The release of French director Patrice Leconteís latest film THE WIDOW OF SAINT-PIERRE proves that he is one of the most versatile directors working in film today. Anyone who saw last yearís hit THE GIRL ON THE BRIDGE will note that the mood, the setting and the pacing are so different in this film that itís easy to think they were made by two different directors.One thing both films share, though, is a strongly romantic story that is a mix of both a classical style filmmaking and fairy tale. But where GIRL ON THE BRIDGE was about the joys and circumstances of destiny THE WIDOW OF SAINT-PIERRE is about the sorrows and inevitability of fate.
In the late 19th century a convicted murderer (played by Emir Kusurica, the award winning filmmaker) is brought to a small desolate French Island colony off the coast of Newfoundland where he is sentenced to death. But his willing executioners donít have a guillotine or an executioner to kill him so - while the officials wait for the guillotine to be shipped from Paris - they put him into the custody of a French Military Captain (Daniel Auteuil) and his wife, Madame La. (Juliette Binoche, looking better than ever). Over the course of a few months Madame La Ė who is a modern woman with an altruistic streak - befriends the murderer and in time the community too accepts him.
Concerning capital punishment the film is a humanistic one with a streak of black comedy, but at its heart it is really about the Captain -- a man of principle who loves his wife so much that he refuses to carry out the orders to execute the murderer.
Daniel Auteuil plays the Captain as a stoic but imposing man who reproaches anyone who defies his authority. But in the back of his mind he knows that his actions are insubordinate to the state and will surely lead to his own execution.THE WIDOW OF SAINT-PIERRE has a few drawbacks, mainly that it establishes its story so quickly that at first the characterís motivations are difficult to comprehend or believe. It is also a bit too sentimental (or romantic) for its own good.
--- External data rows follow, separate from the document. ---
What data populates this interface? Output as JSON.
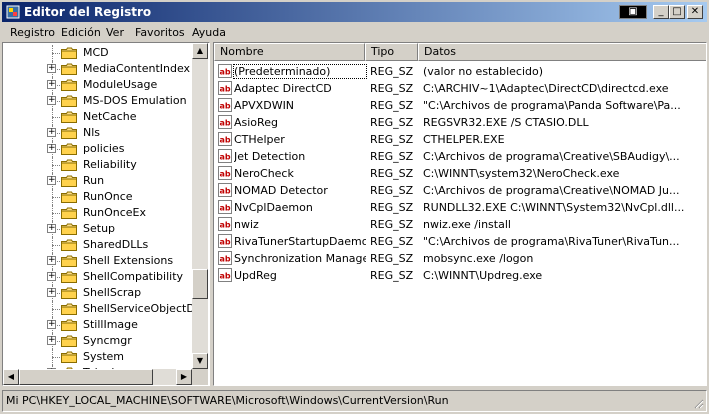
{
  "window": {
    "title": "Editor del Registro"
  },
  "menu": [
    "Registro",
    "Edición",
    "Ver",
    "Favoritos",
    "Ayuda"
  ],
  "tree": {
    "items": [
      {
        "label": "MCD",
        "expandable": false
      },
      {
        "label": "MediaContentIndex",
        "expandable": true
      },
      {
        "label": "ModuleUsage",
        "expandable": true
      },
      {
        "label": "MS-DOS Emulation",
        "expandable": true
      },
      {
        "label": "NetCache",
        "expandable": false
      },
      {
        "label": "Nls",
        "expandable": true
      },
      {
        "label": "policies",
        "expandable": true
      },
      {
        "label": "Reliability",
        "expandable": false
      },
      {
        "label": "Run",
        "expandable": true
      },
      {
        "label": "RunOnce",
        "expandable": false
      },
      {
        "label": "RunOnceEx",
        "expandable": false
      },
      {
        "label": "Setup",
        "expandable": true
      },
      {
        "label": "SharedDLLs",
        "expandable": false
      },
      {
        "label": "Shell Extensions",
        "expandable": true
      },
      {
        "label": "ShellCompatibility",
        "expandable": true
      },
      {
        "label": "ShellScrap",
        "expandable": true
      },
      {
        "label": "ShellServiceObjectDela",
        "expandable": false
      },
      {
        "label": "StillImage",
        "expandable": true
      },
      {
        "label": "Syncmgr",
        "expandable": true
      },
      {
        "label": "System",
        "expandable": false
      },
      {
        "label": "Telephony",
        "expandable": true
      }
    ]
  },
  "list": {
    "columns": [
      "Nombre",
      "Tipo",
      "Datos"
    ],
    "rows": [
      {
        "name": "(Predeterminado)",
        "type": "REG_SZ",
        "data": "(valor no establecido)"
      },
      {
        "name": "Adaptec DirectCD",
        "type": "REG_SZ",
        "data": "C:\\ARCHIV~1\\Adaptec\\DirectCD\\directcd.exe"
      },
      {
        "name": "APVXDWIN",
        "type": "REG_SZ",
        "data": "\"C:\\Archivos de programa\\Panda Software\\Pa..."
      },
      {
        "name": "AsioReg",
        "type": "REG_SZ",
        "data": "REGSVR32.EXE /S CTASIO.DLL"
      },
      {
        "name": "CTHelper",
        "type": "REG_SZ",
        "data": "CTHELPER.EXE"
      },
      {
        "name": "Jet Detection",
        "type": "REG_SZ",
        "data": "C:\\Archivos de programa\\Creative\\SBAudigy\\..."
      },
      {
        "name": "NeroCheck",
        "type": "REG_SZ",
        "data": "C:\\WINNT\\system32\\NeroCheck.exe"
      },
      {
        "name": "NOMAD Detector",
        "type": "REG_SZ",
        "data": "C:\\Archivos de programa\\Creative\\NOMAD Ju..."
      },
      {
        "name": "NvCplDaemon",
        "type": "REG_SZ",
        "data": "RUNDLL32.EXE C:\\WINNT\\System32\\NvCpl.dll..."
      },
      {
        "name": "nwiz",
        "type": "REG_SZ",
        "data": "nwiz.exe /install"
      },
      {
        "name": "RivaTunerStartupDaemon",
        "type": "REG_SZ",
        "data": "\"C:\\Archivos de programa\\RivaTuner\\RivaTun..."
      },
      {
        "name": "Synchronization Manager",
        "type": "REG_SZ",
        "data": "mobsync.exe /logon"
      },
      {
        "name": "UpdReg",
        "type": "REG_SZ",
        "data": "C:\\WINNT\\Updreg.exe"
      }
    ]
  },
  "status": {
    "path": "Mi PC\\HKEY_LOCAL_MACHINE\\SOFTWARE\\Microsoft\\Windows\\CurrentVersion\\Run"
  }
}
But due to both Patrice Leconteís gifted filmmaking talents and the work of the cast the story becomes involving and quite affecting. Plus, the cinematography by Eduardo Serra gives the film an unforgettably magnificent sense of time and place.-- Matt Langdon